*Exercise instructions:* Wherever a line in the data below holds "value", copy that line.

Stored items from a collection:
::::

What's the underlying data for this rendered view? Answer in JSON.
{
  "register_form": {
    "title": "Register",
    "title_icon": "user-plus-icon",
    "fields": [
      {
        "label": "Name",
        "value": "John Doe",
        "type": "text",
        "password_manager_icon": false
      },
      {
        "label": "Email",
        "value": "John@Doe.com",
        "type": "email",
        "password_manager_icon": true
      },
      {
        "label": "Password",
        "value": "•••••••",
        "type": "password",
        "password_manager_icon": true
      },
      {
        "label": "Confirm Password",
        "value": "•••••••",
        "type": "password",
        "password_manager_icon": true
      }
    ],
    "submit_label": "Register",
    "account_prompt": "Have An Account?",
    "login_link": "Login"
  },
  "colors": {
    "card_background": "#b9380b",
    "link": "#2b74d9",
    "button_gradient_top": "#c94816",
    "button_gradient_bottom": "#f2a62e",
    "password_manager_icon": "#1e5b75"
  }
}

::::

*Solution to this problem:*
        "value": "John Doe",
        "value": "John@Doe.com",
        "value": "•••••••",
        "value": "•••••••",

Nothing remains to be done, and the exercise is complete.